Records supplied

⟨

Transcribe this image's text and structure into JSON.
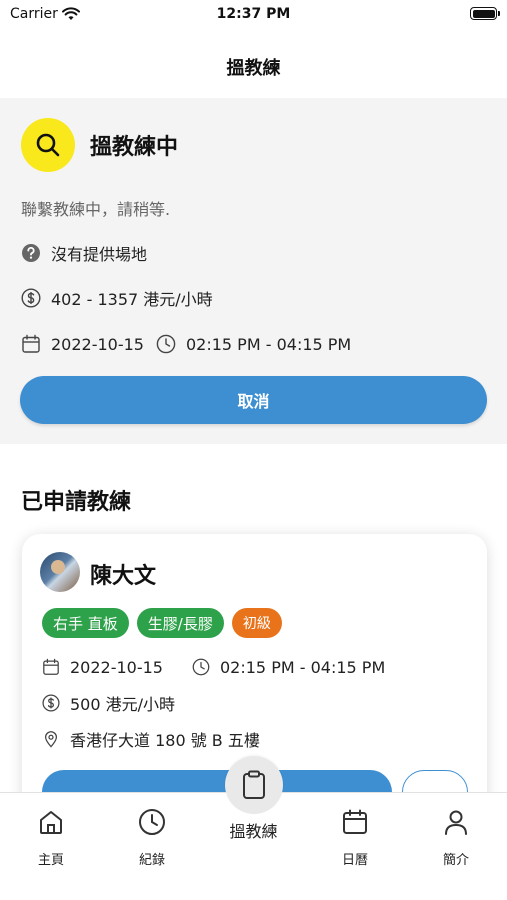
{
  "status_bar": {
    "carrier": "Carrier",
    "time": "12:37 PM"
  },
  "nav": {
    "title": "搵教練"
  },
  "search_panel": {
    "title": "搵教練中",
    "subtitle": "聯繫教練中，請稍等.",
    "venue": "沒有提供場地",
    "price": "402 - 1357 港元/小時",
    "date": "2022-10-15",
    "time": "02:15 PM - 04:15 PM",
    "cancel_label": "取消",
    "badge_color": "#f8e81c"
  },
  "applied_section": {
    "title": "已申請教練"
  },
  "coach_card": {
    "name": "陳大文",
    "tags": [
      {
        "label": "右手 直板",
        "color": "#2ea24a"
      },
      {
        "label": "生膠/長膠",
        "color": "#2ea24a"
      },
      {
        "label": "初級",
        "color": "#e8731a"
      }
    ],
    "date": "2022-10-15",
    "time": "02:15 PM - 04:15 PM",
    "price": "500 港元/小時",
    "address": "香港仔大道 180 號 B 五樓"
  },
  "tab_bar": {
    "items": [
      {
        "label": "主頁",
        "icon": "home-icon"
      },
      {
        "label": "紀錄",
        "icon": "clock-icon"
      },
      {
        "label": "搵教練",
        "icon": "clipboard-icon"
      },
      {
        "label": "日曆",
        "icon": "calendar-icon"
      },
      {
        "label": "簡介",
        "icon": "person-icon"
      }
    ]
  },
  "colors": {
    "primary": "#3d8fd1",
    "panel_bg": "#f4f4f4"
  }
}
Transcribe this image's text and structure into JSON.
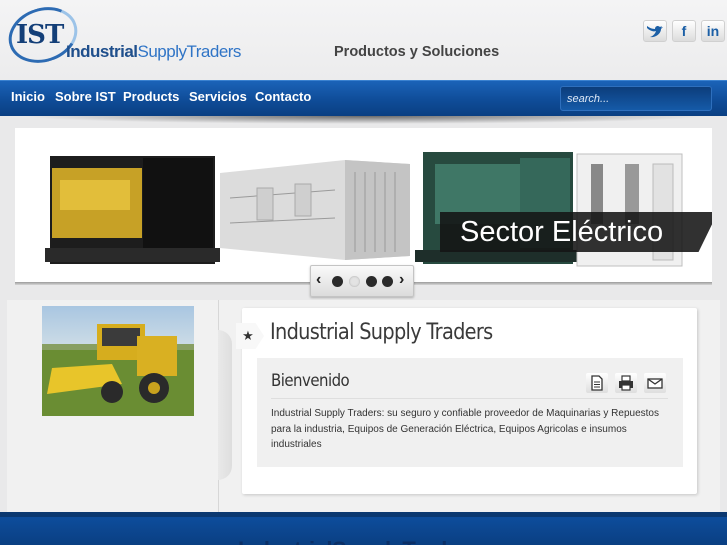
{
  "brand": {
    "logo_mark": "IST",
    "logo_name_part1": "Industrial",
    "logo_name_part2": "SupplyTraders"
  },
  "header": {
    "tagline": "Productos y Soluciones",
    "social": [
      {
        "icon": "twitter-icon",
        "glyph": "🐦"
      },
      {
        "icon": "facebook-icon",
        "glyph": "f"
      },
      {
        "icon": "linkedin-icon",
        "glyph": "in"
      }
    ]
  },
  "nav": {
    "items": [
      "Inicio",
      "Sobre IST",
      "Products",
      "Servicios",
      "Contacto"
    ],
    "search_placeholder": "search..."
  },
  "slider": {
    "caption": "Sector Eléctrico",
    "prev_icon": "‹",
    "next_icon": "›",
    "active_dot": 1,
    "dot_count": 4
  },
  "main": {
    "title": "Industrial Supply Traders",
    "article": {
      "heading": "Bienvenido",
      "body": "Industrial Supply Traders: su seguro y confiable proveedor de Maquinarias y Repuestos para la industria, Equipos de Generación Eléctrica, Equipos Agricolas e insumos industriales"
    },
    "tools": [
      "pdf-icon",
      "print-icon",
      "email-icon"
    ]
  },
  "footer": {
    "text": "IndustrialSupplyTraders"
  },
  "colors": {
    "nav_blue": "#0f4c98",
    "brand_dark": "#143f78",
    "brand_light": "#2f74c6"
  }
}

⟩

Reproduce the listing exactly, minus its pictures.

Transcribe this image's text and structure into JSON.
{
  "status_bar": {
    "carrier": "Carrier",
    "time": "12:37 PM"
  },
  "nav": {
    "title": "搵教練"
  },
  "search_panel": {
    "title": "搵教練中",
    "subtitle": "聯繫教練中，請稍等.",
    "venue": "沒有提供場地",
    "price": "402 - 1357 港元/小時",
    "date": "2022-10-15",
    "time": "02:15 PM - 04:15 PM",
    "cancel_label": "取消",
    "badge_color": "#f8e81c"
  },
  "applied_section": {
    "title": "已申請教練"
  },
  "coach_card": {
    "name": "陳大文",
    "tags": [
      {
        "label": "右手 直板",
        "color": "#2ea24a"
      },
      {
        "label": "生膠/長膠",
        "color": "#2ea24a"
      },
      {
        "label": "初級",
        "color": "#e8731a"
      }
    ],
    "date": "2022-10-15",
    "time": "02:15 PM - 04:15 PM",
    "price": "500 港元/小時",
    "address": "香港仔大道 180 號 B 五樓"
  },
  "tab_bar": {
    "items": [
      {
        "label": "主頁",
        "icon": "home-icon"
      },
      {
        "label": "紀錄",
        "icon": "clock-icon"
      },
      {
        "label": "搵教練",
        "icon": "clipboard-icon"
      },
      {
        "label": "日曆",
        "icon": "calendar-icon"
      },
      {
        "label": "簡介",
        "icon": "person-icon"
      }
    ]
  },
  "colors": {
    "primary": "#3d8fd1",
    "panel_bg": "#f4f4f4"
  }
}
Transcribe this image's text and structure into JSON.
{
  "brand": {
    "logo_mark": "IST",
    "logo_name_part1": "Industrial",
    "logo_name_part2": "SupplyTraders"
  },
  "header": {
    "tagline": "Productos y Soluciones",
    "social": [
      {
        "icon": "twitter-icon",
        "glyph": "🐦"
      },
      {
        "icon": "facebook-icon",
        "glyph": "f"
      },
      {
        "icon": "linkedin-icon",
        "glyph": "in"
      }
    ]
  },
  "nav": {
    "items": [
      "Inicio",
      "Sobre IST",
      "Products",
      "Servicios",
      "Contacto"
    ],
    "search_placeholder": "search..."
  },
  "slider": {
    "caption": "Sector Eléctrico",
    "prev_icon": "‹",
    "next_icon": "›",
    "active_dot": 1,
    "dot_count": 4
  },
  "main": {
    "title": "Industrial Supply Traders",
    "article": {
      "heading": "Bienvenido",
      "body": "Industrial Supply Traders: su seguro y confiable proveedor de Maquinarias y Repuestos para la industria, Equipos de Generación Eléctrica, Equipos Agricolas e insumos industriales"
    },
    "tools": [
      "pdf-icon",
      "print-icon",
      "email-icon"
    ]
  },
  "footer": {
    "text": "IndustrialSupplyTraders"
  },
  "colors": {
    "nav_blue": "#0f4c98",
    "brand_dark": "#143f78",
    "brand_light": "#2f74c6"
  }
}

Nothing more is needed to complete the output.